I just watched the recent Great Gatsby movie. I didn’t care for the use of modern hip-hop music, though I can accept it as a director’s choice to appeal to modern audiences — like the added narration about the stock market and prohibition. But with all the money they put into the costumes and the CGI camera effects (swooping across the bay between Gatsby’s pier and Daisy’s green light, like the eye of Sauron creeping up on Frodo), I’m surprised they used phones and cars from the 1930s and a ball-point pen from the 1940s. These weren’t just random props, they were all featured in close ups that were integral to the plot (though the pen is only integral to the added framing narrative).
At one point, Nick casually turns on the radio; but in 1922, radio was experimental. The first commercial AM radio broadcast in New York did not happen until a few years later. Gatsby might have had a radio as a toy, but seeing one in poor working stiff Nick’s rented cottage changes my understanding of Nick’s character. In 1922, a radio would have been an excessive yuppie purchase.
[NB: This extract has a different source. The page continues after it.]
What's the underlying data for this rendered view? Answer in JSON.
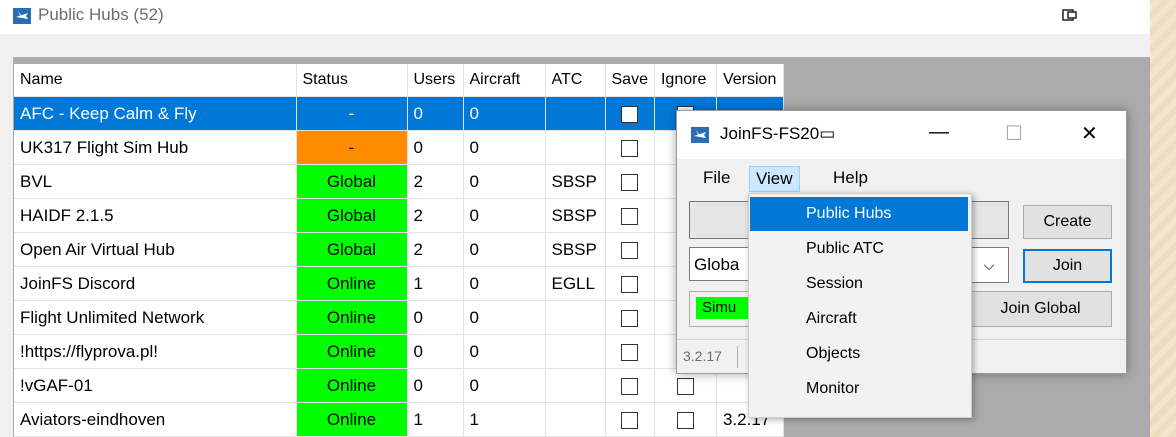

It was jarring to see a room full of professional dancers (who are supposed to be random drunken socialites) perform the Charleston in perfect synch with each other. The dance was actually popularized by a 1923 Broadway musical; “everyone” wouldn’t have been able to do it at that level of precision in1922. Of course, I recognize that the party scenes were filmed like a fantasy sequence, and that we are seeing it all through Nick’s memory after the whole thing is over, but the anachronism still hurt my willingness to suspend disbelief.
My dissertation explored representations of technology in American drama from 1920-1950, so I looked up the importance of the radio Stanley throws out of the window in A Streetcar Named Desire, the car Willy Loman drives and the fountain pen Biff steals in Death of a Salesman. I appreciate when a filmmaker goes to the extra trouble to get the setting right — and I notice when the filmmaker doesn’t give a damn.
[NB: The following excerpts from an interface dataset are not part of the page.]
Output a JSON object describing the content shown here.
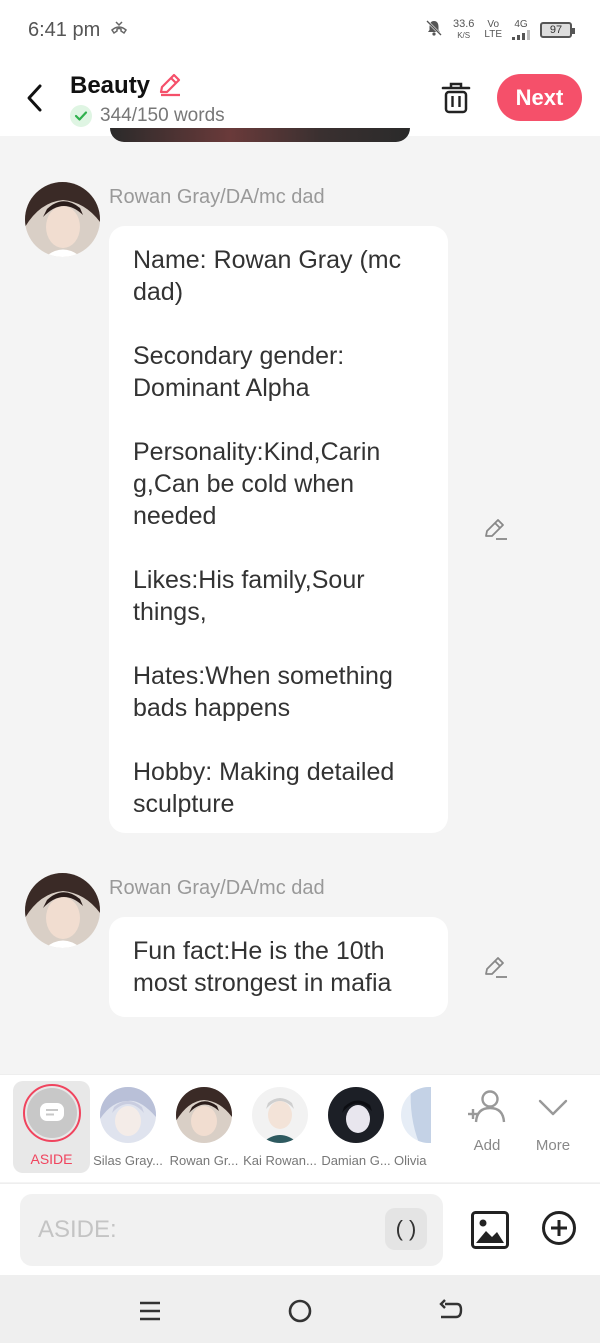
{
  "status_bar": {
    "time": "6:41 pm",
    "net_speed": "33.6",
    "net_unit": "K/S",
    "volte_top": "Vo",
    "volte_bottom": "LTE",
    "signal": "4G",
    "battery": "97"
  },
  "header": {
    "title": "Beauty",
    "word_count": "344/150 words",
    "next_label": "Next"
  },
  "messages": [
    {
      "speaker": "Rowan Gray/DA/mc dad",
      "text": "Name: Rowan Gray (mc dad)\n\nSecondary gender: Dominant Alpha\n\nPersonality:Kind,Carin g,Can be cold when needed\n\nLikes:His family,Sour things,\n\nHates:When something bads happens\n\nHobby: Making detailed sculpture"
    },
    {
      "speaker": "Rowan Gray/DA/mc dad",
      "text": "Fun fact:He is the 10th most strongest in mafia"
    }
  ],
  "character_bar": {
    "aside_label": "ASIDE",
    "characters": [
      {
        "name": "Silas Gray..."
      },
      {
        "name": "Rowan Gr..."
      },
      {
        "name": "Kai Rowan..."
      },
      {
        "name": "Damian G..."
      },
      {
        "name": "Olivia"
      }
    ],
    "add_label": "Add",
    "more_label": "More"
  },
  "input": {
    "placeholder": "ASIDE:",
    "paren_label": "( )"
  }
}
I did like the casting, and though I disliked the framing narrative, I recognize the screenwriter’s need to compress scenes and create new dialogue to dramatize scenes that were only loosely described in the narrative (it was clever to lift lines from other Fitzgerald works). Still, I’d have rather seen this as a play — the CGI and the added car chases and the on-screen textual gimmicks (words from letters floating in the air a la the text messages in Sherlock, or words fluttering away like snowflakes) were part of the world Nick rejected as shallow and meaningless, but they are part of the very fabric of the storytelling that’s supposed to captivate the audience with spectacle.